*** Task input ***

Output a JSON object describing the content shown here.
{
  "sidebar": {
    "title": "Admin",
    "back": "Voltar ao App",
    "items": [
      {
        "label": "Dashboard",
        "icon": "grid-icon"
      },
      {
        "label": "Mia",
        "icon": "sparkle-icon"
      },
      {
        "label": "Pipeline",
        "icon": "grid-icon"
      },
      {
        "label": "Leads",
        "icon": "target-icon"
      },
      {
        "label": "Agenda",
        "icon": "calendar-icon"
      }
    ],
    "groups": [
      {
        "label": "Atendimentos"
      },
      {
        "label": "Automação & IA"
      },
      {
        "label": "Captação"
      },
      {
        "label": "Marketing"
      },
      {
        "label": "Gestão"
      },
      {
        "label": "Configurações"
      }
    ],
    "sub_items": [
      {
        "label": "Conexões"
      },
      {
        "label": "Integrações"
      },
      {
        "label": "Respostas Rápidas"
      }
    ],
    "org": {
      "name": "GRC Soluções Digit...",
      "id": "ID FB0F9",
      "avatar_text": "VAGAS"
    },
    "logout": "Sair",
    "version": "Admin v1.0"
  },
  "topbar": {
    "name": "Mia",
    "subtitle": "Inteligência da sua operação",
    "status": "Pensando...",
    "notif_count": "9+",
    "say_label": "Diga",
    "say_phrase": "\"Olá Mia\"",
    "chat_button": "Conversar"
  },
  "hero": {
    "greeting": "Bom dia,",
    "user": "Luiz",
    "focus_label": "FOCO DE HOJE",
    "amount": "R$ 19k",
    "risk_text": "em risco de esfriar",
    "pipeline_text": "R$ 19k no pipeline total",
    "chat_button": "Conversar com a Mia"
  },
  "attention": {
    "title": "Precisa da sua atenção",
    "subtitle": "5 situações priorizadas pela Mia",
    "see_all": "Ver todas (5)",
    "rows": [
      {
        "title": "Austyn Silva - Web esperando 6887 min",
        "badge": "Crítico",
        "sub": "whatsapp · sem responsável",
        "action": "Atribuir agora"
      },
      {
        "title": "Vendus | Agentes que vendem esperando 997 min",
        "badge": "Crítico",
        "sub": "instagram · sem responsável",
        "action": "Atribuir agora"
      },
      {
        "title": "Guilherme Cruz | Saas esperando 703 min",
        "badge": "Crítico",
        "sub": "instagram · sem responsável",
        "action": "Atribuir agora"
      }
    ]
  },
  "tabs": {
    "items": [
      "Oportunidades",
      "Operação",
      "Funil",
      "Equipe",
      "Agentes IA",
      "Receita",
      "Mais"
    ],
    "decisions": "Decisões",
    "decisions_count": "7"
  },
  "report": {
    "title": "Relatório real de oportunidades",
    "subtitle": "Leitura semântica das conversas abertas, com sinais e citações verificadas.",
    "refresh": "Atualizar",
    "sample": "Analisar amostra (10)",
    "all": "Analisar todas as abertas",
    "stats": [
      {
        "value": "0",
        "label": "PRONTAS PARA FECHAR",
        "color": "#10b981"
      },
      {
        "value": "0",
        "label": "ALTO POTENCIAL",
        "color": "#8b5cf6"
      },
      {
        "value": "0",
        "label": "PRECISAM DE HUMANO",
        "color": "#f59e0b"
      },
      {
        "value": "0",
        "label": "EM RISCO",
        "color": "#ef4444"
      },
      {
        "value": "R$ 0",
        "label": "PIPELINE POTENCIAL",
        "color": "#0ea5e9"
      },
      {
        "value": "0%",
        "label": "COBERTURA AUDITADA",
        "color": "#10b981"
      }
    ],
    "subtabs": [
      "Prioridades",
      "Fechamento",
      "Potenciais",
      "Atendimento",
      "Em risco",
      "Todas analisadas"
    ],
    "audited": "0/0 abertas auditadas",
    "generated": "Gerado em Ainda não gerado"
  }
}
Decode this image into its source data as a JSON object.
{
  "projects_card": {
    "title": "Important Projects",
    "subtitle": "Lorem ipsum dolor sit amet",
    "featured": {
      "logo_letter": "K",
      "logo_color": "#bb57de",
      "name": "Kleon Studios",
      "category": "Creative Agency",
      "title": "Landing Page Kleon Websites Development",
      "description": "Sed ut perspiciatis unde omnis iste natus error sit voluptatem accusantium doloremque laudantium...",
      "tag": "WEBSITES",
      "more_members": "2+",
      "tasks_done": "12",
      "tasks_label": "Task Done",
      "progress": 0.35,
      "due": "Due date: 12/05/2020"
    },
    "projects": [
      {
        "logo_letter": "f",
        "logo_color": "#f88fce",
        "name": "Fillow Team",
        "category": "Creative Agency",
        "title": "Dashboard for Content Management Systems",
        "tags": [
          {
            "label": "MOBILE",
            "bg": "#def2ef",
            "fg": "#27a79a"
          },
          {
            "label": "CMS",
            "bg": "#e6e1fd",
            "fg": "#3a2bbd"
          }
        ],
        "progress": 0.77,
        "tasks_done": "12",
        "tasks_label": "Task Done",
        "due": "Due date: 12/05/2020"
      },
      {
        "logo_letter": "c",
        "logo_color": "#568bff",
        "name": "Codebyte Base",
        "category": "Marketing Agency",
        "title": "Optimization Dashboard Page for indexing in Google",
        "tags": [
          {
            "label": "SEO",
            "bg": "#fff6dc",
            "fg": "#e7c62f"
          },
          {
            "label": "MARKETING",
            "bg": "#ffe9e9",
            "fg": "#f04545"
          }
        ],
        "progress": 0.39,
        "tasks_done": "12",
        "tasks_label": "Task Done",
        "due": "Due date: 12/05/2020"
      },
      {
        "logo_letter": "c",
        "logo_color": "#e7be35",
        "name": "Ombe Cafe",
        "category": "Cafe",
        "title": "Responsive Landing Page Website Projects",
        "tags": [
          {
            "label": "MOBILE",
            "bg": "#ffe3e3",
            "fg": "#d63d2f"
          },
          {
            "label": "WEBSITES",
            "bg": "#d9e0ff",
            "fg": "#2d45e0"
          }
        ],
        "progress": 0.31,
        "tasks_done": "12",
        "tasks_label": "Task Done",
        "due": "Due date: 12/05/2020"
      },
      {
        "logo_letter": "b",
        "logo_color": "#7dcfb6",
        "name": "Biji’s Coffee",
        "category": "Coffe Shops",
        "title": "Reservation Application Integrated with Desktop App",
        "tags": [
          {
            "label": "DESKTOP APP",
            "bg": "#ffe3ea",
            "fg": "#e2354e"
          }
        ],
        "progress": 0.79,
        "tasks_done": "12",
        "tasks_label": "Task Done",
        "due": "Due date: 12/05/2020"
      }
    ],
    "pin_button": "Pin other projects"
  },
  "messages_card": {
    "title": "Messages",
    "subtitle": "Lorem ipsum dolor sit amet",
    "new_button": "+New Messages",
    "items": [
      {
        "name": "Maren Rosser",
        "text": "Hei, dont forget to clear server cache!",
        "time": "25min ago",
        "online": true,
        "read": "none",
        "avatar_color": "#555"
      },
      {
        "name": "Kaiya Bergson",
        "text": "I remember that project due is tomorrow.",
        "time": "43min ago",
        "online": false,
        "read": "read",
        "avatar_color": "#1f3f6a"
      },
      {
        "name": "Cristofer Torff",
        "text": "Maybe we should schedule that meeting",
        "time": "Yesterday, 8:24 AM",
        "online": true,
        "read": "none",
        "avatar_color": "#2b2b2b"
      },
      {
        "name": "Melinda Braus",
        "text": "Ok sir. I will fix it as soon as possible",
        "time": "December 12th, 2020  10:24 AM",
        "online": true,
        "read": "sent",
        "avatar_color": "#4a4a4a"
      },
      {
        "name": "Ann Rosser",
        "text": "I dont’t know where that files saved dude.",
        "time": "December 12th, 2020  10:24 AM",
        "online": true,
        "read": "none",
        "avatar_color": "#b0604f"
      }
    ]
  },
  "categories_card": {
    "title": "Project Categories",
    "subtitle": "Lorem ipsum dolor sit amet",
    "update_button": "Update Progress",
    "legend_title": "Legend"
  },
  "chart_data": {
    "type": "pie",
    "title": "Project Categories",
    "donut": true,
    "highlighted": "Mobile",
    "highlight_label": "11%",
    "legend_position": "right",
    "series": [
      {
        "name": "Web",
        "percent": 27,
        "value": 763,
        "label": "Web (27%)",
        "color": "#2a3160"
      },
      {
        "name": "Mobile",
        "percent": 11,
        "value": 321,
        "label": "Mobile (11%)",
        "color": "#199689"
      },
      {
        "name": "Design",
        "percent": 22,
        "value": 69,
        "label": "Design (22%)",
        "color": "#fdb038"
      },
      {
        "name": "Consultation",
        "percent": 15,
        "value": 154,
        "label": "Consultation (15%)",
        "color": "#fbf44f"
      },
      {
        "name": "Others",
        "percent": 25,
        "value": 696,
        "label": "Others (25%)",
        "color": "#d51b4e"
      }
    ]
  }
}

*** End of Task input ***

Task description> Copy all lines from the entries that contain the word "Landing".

Exercise response>
      "title": "Landing Page Kleon Websites Development",
        "title": "Responsive Landing Page Website Projects",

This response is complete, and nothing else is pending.